For example, most healthy eating campaigns aren’t about convincing people that fast foods are bad for you (duh!), or that poor eating will lead to poor health (double duh!). What the campaigns are really about is giving people the tools they need to change the way they eat…things like meal plans, recipes, and shopping tips. Other times, the best intervention is an actual intervention (not just information). Consider why Irving stores started selling bananas. It was a money-maker for them, but it also played into the fact that for many rural or low-income people, the local Irving store is where they grocery shop.
6. Encourage Baby Steps (there is no quick fix)

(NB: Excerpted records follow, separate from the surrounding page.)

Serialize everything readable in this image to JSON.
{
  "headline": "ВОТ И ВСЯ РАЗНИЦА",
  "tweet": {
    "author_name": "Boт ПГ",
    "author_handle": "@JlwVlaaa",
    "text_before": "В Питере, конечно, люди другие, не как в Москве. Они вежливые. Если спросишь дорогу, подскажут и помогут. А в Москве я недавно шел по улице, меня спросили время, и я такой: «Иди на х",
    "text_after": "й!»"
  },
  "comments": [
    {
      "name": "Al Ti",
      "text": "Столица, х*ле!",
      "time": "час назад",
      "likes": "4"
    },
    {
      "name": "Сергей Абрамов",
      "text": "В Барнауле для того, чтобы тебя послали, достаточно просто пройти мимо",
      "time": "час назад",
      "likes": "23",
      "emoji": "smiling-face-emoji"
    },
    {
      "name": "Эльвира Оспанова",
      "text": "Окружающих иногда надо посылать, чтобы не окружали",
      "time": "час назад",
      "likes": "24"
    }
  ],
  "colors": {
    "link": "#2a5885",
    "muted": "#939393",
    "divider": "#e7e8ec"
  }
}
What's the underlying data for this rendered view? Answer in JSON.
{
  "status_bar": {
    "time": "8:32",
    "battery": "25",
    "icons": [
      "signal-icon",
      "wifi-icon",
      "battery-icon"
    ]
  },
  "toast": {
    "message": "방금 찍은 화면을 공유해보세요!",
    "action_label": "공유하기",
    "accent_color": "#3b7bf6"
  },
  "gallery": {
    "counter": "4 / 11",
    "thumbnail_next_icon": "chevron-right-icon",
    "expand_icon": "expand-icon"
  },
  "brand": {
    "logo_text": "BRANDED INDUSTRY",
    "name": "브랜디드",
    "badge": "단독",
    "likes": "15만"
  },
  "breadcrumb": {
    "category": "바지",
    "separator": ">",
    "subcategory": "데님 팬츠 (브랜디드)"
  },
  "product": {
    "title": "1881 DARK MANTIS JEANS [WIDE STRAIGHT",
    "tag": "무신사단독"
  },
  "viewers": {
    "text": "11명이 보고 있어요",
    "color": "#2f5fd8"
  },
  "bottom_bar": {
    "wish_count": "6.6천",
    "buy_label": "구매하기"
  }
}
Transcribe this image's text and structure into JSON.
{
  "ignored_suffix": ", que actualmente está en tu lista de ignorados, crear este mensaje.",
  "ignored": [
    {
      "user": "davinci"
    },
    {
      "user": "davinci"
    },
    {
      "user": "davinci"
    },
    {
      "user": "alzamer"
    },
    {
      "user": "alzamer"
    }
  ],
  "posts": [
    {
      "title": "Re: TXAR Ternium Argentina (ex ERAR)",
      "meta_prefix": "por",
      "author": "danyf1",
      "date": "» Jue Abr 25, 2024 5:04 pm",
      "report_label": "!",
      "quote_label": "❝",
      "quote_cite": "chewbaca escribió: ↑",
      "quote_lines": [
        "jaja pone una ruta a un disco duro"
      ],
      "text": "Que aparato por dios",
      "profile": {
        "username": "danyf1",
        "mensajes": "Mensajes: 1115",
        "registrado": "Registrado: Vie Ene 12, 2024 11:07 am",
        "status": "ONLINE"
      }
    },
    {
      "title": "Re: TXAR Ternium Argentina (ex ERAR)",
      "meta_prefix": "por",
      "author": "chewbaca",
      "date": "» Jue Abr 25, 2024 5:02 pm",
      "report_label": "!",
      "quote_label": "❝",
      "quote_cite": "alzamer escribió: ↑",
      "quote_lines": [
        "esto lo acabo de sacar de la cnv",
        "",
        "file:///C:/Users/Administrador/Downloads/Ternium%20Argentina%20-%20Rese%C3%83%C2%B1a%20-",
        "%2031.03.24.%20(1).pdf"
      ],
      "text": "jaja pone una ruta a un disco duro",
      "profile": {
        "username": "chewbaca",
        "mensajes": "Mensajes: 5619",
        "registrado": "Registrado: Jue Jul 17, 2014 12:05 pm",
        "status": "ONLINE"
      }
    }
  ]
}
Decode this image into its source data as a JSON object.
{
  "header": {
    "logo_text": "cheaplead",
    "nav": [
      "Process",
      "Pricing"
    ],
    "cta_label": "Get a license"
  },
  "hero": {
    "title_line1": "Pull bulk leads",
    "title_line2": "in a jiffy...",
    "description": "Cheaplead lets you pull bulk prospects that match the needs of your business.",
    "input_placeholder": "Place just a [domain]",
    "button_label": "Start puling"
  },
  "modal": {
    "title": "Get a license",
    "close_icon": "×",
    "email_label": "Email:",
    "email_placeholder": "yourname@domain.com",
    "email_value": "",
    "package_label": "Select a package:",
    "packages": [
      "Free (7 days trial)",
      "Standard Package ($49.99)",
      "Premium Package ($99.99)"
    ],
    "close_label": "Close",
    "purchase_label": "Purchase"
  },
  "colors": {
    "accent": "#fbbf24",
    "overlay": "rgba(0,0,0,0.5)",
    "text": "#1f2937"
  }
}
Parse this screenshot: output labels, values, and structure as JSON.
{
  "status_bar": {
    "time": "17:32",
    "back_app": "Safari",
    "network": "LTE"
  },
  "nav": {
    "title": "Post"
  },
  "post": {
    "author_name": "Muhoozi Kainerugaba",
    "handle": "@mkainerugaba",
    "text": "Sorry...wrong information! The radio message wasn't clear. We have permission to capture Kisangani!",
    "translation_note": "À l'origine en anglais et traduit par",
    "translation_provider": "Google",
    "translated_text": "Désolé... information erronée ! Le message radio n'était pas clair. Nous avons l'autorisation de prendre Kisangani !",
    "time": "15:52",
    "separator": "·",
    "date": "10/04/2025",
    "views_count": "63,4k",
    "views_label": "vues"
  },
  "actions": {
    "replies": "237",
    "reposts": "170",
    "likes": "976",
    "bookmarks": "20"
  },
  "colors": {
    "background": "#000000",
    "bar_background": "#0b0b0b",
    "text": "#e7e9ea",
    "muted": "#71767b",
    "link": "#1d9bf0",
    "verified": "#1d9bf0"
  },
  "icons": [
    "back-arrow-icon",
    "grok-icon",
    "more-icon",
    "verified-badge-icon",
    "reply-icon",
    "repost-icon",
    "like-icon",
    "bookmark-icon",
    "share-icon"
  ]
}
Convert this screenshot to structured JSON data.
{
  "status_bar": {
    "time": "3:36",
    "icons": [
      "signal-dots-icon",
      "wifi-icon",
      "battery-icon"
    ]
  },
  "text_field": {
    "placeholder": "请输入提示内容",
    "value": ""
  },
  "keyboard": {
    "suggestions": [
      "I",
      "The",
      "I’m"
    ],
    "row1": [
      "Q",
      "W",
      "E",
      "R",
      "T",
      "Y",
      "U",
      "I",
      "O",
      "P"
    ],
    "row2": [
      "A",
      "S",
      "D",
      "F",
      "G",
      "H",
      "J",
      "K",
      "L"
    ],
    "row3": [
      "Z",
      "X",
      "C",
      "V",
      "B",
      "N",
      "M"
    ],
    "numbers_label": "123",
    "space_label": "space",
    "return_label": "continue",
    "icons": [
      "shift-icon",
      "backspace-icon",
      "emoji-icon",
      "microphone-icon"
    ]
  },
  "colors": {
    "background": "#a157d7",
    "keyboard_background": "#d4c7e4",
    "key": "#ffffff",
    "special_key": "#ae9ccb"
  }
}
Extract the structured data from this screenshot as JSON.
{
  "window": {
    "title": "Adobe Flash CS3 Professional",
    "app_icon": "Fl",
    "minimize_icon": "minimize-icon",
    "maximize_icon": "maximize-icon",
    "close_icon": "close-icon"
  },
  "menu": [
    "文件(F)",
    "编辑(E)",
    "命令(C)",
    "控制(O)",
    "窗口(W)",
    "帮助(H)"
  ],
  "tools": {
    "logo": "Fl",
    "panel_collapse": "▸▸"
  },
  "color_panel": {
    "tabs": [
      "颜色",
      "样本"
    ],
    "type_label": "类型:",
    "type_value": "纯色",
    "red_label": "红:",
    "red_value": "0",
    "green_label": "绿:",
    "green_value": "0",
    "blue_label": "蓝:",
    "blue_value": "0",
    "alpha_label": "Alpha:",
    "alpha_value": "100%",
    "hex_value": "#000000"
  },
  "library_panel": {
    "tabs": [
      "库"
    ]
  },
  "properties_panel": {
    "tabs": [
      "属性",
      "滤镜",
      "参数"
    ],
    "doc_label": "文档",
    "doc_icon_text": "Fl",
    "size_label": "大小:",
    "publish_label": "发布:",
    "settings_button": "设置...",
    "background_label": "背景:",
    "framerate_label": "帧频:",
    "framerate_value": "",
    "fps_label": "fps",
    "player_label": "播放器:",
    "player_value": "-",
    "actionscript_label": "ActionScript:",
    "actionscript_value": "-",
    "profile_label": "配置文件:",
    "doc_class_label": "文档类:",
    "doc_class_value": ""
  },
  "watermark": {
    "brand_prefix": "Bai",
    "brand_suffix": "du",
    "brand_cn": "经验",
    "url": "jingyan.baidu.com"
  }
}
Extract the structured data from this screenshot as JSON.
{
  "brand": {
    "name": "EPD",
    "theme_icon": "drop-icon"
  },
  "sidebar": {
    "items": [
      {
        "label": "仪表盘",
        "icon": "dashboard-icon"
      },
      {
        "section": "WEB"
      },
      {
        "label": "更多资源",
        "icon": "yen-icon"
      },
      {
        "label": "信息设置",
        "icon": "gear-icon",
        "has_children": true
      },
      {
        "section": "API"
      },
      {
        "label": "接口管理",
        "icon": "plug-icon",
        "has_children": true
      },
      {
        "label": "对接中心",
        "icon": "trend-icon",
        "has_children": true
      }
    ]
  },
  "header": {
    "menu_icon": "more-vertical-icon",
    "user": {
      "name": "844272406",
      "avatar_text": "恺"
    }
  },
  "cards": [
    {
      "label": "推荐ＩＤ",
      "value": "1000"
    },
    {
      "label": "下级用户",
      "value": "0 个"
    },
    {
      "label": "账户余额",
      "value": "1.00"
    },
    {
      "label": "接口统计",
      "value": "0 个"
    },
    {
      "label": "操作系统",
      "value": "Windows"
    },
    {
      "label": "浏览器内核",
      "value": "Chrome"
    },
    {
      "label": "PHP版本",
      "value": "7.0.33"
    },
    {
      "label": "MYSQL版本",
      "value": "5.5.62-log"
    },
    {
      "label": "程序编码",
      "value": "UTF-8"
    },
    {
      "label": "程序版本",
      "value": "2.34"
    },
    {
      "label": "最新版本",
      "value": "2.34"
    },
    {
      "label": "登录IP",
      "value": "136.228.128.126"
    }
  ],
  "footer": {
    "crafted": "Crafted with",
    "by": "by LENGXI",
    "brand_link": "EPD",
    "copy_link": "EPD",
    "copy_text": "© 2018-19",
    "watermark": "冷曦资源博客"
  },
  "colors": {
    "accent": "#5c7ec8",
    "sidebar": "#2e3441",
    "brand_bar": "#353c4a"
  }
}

Another important consideration in Behavior Change Marketing is to start small, and proceed with baby steps. Convincing someone to save 10% of his or her income for retirement is a steep hill to scale. Instead, try convincing them first to open a 401k, then contribute just a couple percent – and eventually, up that amount by 1% a year. By breaking the larger task into smaller parts, we make an insurmountable behavior change feel possible.
7. Dig Deeper than Your Tagline (an integrated approach works best)
If only behavior change were as easy as a clever tagline, copywriters would be rich! Unfortunately, it’s not so simple. Coming up with the right message is a big part of behavior change marketing – but it’s just a part. Inciting change requires an integrated approach that includes digital, traditional, and interactive tools. Social media, video, direct mail, and experiential marketing all play a part in giving the target audience the knowledge, will and skill to change. Read more about the power of digital tools in Behavior Change Marketing.
8. Make Sure to Measure (and then measure again)
The final step in creating a successful Behavior Change Marketing campaign is to measure results. But don’t wait until you’re done to start tracking results. Behavior Change campaigns must be nimble in order to be effective. Measure before you start and as you go so that you’re able to gauge which tactics and messages are working, and which fall flat. It’s ok to be wrong – but it’s not ok to be wrong and not know it. Measure once, measure twice, optimize, and measure again.
Behavior Change Marketing doesn’t happen overnight. It’s not easy, and it takes time to see results. But it IS possible, and with the right tools, the results can be more gratifying than a simple sale ever could.
Ethos is a multiplatform branding and behavior change marketing agency that develops and executes integrated campaigns across multiple channels for organizations inside and outside Maine.
At Ethos, we believe that the most effective way to set an organization’s marketing course is by finding its core truth – its ethos. We know that once we discover and communicate that core truth, we can truly make a difference to each client’s unique marketing and business objectives.
With Ethos, you get more than a Maine branding agency. You get a long-term partner whose goals are your goals.